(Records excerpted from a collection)

———

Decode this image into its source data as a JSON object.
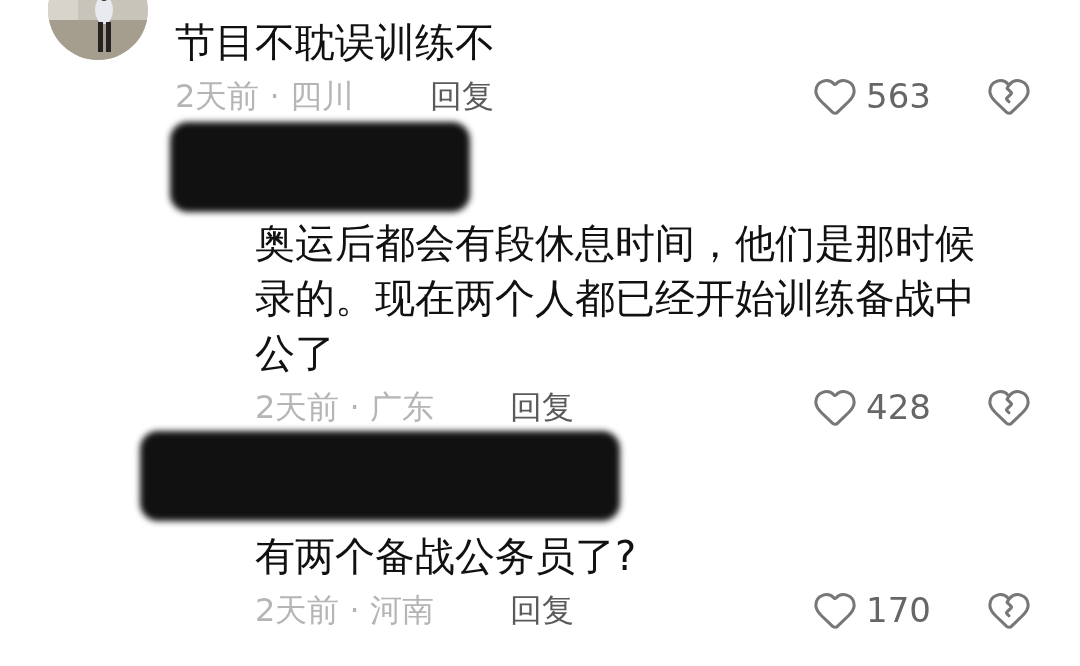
{
  "comments": [
    {
      "text": "节目不耽误训练不",
      "meta": "2天前 · 四川",
      "reply_label": "回复",
      "likes": "563",
      "replies": [
        {
          "redacted": true,
          "text": "奥运后都会有段休息时间，他们是那时候录的。现在两个人都已经开始训练备战中公了",
          "meta": "2天前 · 广东",
          "reply_label": "回复",
          "likes": "428"
        },
        {
          "redacted": true,
          "text": "有两个备战公务员了?",
          "meta": "2天前 · 河南",
          "reply_label": "回复",
          "likes": "170"
        }
      ]
    }
  ]
}
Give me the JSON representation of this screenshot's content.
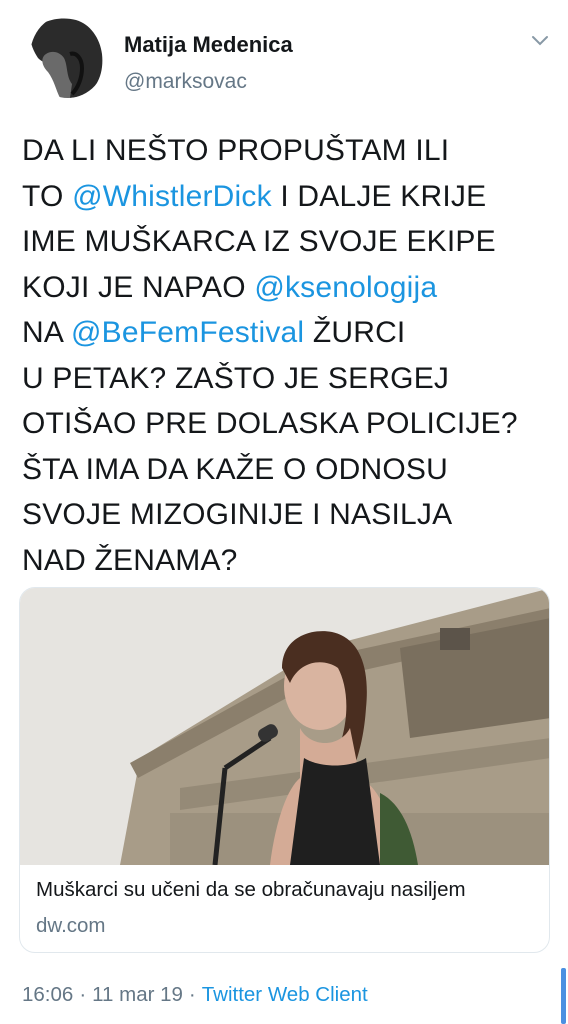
{
  "author": {
    "name": "Matija Medenica",
    "handle": "@marksovac"
  },
  "tweet": {
    "lines": [
      [
        "DA LI NEŠTO PROPUŠTAM ILI"
      ],
      [
        "TO ",
        "@WhistlerDick",
        " I DALJE KRIJE"
      ],
      [
        "IME MUŠKARCA IZ SVOJE EKIPE"
      ],
      [
        "KOJI JE NAPAO ",
        "@ksenologija"
      ],
      [
        "NA ",
        "@BeFemFestival",
        " ŽURCI"
      ],
      [
        "U PETAK? ZAŠTO JE SERGEJ"
      ],
      [
        "OTIŠAO PRE DOLASKA POLICIJE?"
      ],
      [
        "ŠTA IMA DA KAŽE O ODNOSU"
      ],
      [
        "SVOJE MIZOGINIJE I NASILJA"
      ],
      [
        "NAD ŽENAMA?"
      ]
    ],
    "l1": "DA LI NEŠTO PROPUŠTAM ILI",
    "l2a": "TO ",
    "m1": "@WhistlerDick",
    "l2b": " I DALJE KRIJE",
    "l3": "IME MUŠKARCA IZ SVOJE EKIPE",
    "l4a": "KOJI JE NAPAO ",
    "m2": "@ksenologija",
    "l5a": "NA ",
    "m3": "@BeFemFestival",
    "l5b": " ŽURCI",
    "l6": "U PETAK? ZAŠTO JE SERGEJ",
    "l7": "OTIŠAO PRE DOLASKA POLICIJE?",
    "l8": "ŠTA IMA DA KAŽE O ODNOSU",
    "l9": "SVOJE MIZOGINIJE I NASILJA",
    "l10": "NAD ŽENAMA?"
  },
  "card": {
    "title": "Muškarci su učeni da se obračunavaju nasiljem",
    "domain": "dw.com"
  },
  "meta": {
    "time": "16:06",
    "date": "11 mar 19",
    "separator": "·",
    "source": "Twitter Web Client"
  },
  "colors": {
    "mention": "#1b95e0",
    "secondary_text": "#657786",
    "primary_text": "#14171a"
  },
  "icons": {
    "caret": "chevron-down-icon"
  }
}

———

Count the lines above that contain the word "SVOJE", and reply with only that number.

• [ANSWER SECTION]: 4